Exactly as written, reproduce all of the entries.

= = = = =

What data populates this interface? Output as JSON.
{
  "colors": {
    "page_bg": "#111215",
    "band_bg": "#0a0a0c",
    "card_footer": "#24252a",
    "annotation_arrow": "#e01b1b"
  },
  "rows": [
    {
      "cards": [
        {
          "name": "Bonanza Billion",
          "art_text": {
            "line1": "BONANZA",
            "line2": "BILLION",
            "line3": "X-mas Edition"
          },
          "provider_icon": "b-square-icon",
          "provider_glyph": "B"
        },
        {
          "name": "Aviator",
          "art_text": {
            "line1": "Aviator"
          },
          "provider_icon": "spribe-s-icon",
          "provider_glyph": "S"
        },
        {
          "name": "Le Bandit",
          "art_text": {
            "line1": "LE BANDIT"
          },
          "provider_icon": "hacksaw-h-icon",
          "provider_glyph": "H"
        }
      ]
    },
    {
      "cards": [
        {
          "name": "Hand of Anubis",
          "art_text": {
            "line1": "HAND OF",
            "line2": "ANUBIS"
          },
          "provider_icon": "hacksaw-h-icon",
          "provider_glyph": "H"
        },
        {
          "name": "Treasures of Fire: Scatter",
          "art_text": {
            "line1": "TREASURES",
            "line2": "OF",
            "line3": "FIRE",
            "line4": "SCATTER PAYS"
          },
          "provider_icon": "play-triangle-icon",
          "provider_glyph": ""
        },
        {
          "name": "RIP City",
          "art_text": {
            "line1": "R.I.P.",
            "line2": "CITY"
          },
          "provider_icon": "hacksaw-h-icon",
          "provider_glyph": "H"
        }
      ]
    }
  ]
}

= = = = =

• _WRITTEN SOLUTION_
What data populates this interface? Output as JSON.
{
  "colors": {
    "page_bg": "#111215",
    "band_bg": "#0a0a0c",
    "card_footer": "#24252a",
    "annotation_arrow": "#e01b1b"
  },
  "rows": [
    {
      "cards": [
        {
          "name": "Bonanza Billion",
          "art_text": {
            "line1": "BONANZA",
            "line2": "BILLION",
            "line3": "X-mas Edition"
          },
          "provider_icon": "b-square-icon",
          "provider_glyph": "B"
        },
        {
          "name": "Aviator",
          "art_text": {
            "line1": "Aviator"
          },
          "provider_icon": "spribe-s-icon",
          "provider_glyph": "S"
        },
        {
          "name": "Le Bandit",
          "art_text": {
            "line1": "LE BANDIT"
          },
          "provider_icon": "hacksaw-h-icon",
          "provider_glyph": "H"
        }
      ]
    },
    {
      "cards": [
        {
          "name": "Hand of Anubis",
          "art_text": {
            "line1": "HAND OF",
            "line2": "ANUBIS"
          },
          "provider_icon": "hacksaw-h-icon",
          "provider_glyph": "H"
        },
        {
          "name": "Treasures of Fire: Scatter",
          "art_text": {
            "line1": "TREASURES",
            "line2": "OF",
            "line3": "FIRE",
            "line4": "SCATTER PAYS"
          },
          "provider_icon": "play-triangle-icon",
          "provider_glyph": ""
        },
        {
          "name": "RIP City",
          "art_text": {
            "line1": "R.I.P.",
            "line2": "CITY"
          },
          "provider_icon": "hacksaw-h-icon",
          "provider_glyph": "H"
        }
      ]
    }
  ]
}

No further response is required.